EXERCISE ::
For each line in the data below that has the word "title", copy that line.

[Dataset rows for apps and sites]
════════════════

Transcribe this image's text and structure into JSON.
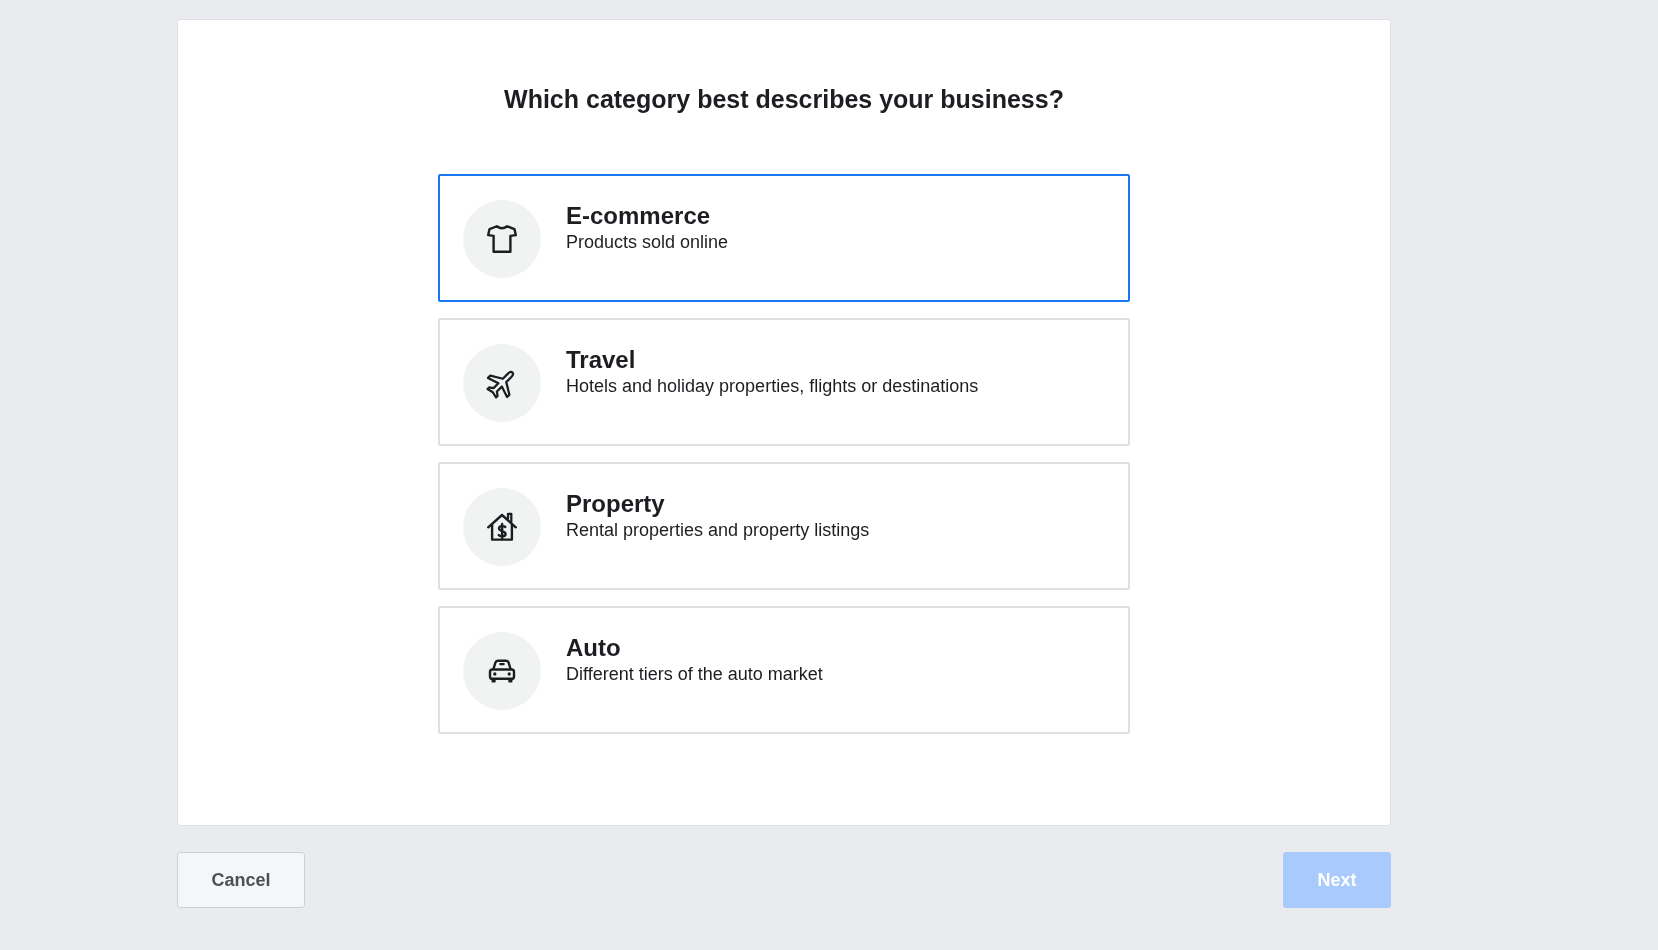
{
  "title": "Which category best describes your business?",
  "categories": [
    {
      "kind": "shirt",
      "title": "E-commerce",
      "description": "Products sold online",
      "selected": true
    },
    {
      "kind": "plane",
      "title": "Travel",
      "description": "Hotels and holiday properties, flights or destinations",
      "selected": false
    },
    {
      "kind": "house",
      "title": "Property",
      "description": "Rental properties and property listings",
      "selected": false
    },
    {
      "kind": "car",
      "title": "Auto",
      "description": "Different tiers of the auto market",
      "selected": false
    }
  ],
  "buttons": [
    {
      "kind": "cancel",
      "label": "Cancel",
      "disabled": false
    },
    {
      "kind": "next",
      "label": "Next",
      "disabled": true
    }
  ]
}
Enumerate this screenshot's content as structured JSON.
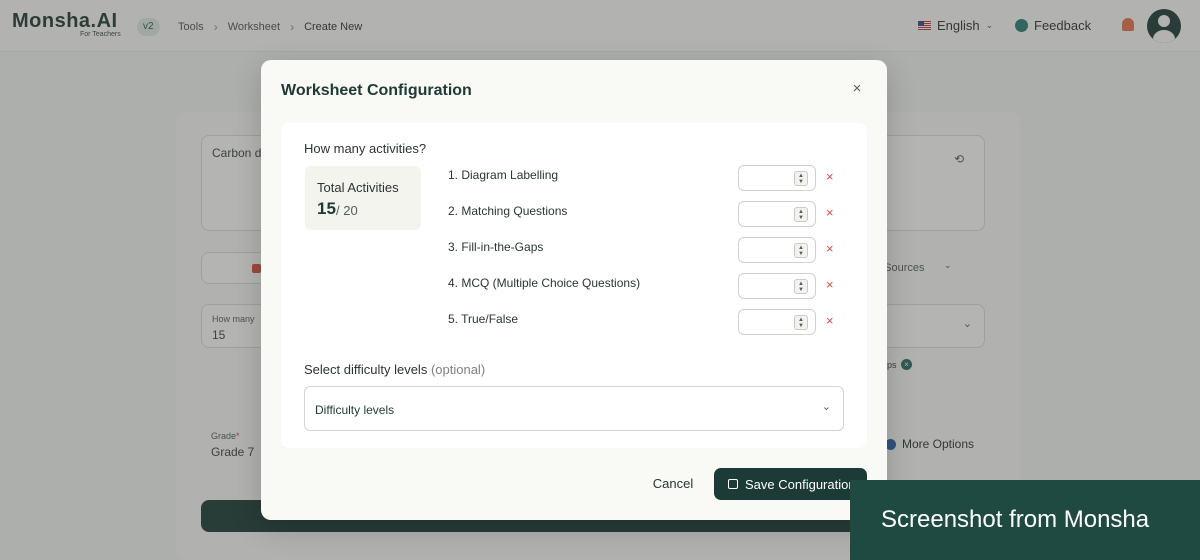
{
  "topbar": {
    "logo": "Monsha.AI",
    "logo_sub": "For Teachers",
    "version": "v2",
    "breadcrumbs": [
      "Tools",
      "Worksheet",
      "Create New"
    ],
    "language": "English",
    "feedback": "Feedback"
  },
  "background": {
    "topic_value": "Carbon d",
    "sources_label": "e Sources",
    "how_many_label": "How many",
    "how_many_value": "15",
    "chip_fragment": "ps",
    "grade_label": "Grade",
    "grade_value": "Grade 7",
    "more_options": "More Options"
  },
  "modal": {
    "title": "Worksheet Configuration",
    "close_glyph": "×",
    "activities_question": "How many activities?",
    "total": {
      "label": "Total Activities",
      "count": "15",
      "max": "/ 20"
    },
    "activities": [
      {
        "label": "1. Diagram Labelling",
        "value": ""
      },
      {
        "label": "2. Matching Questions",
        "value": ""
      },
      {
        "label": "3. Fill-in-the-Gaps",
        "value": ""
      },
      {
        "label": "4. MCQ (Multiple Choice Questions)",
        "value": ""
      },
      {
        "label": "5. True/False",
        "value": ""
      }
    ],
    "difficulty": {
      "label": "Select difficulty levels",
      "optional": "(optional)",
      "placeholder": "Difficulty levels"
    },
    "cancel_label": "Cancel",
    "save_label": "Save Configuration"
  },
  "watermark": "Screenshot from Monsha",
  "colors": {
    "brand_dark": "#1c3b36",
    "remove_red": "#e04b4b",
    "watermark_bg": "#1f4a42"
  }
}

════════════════

TASK SOLUTION ::
  "title": "Which category best describes your business?",
      "title": "E-commerce",
      "title": "Travel",
      "title": "Property",
      "title": "Auto",
    "title": "Worksheet Configuration",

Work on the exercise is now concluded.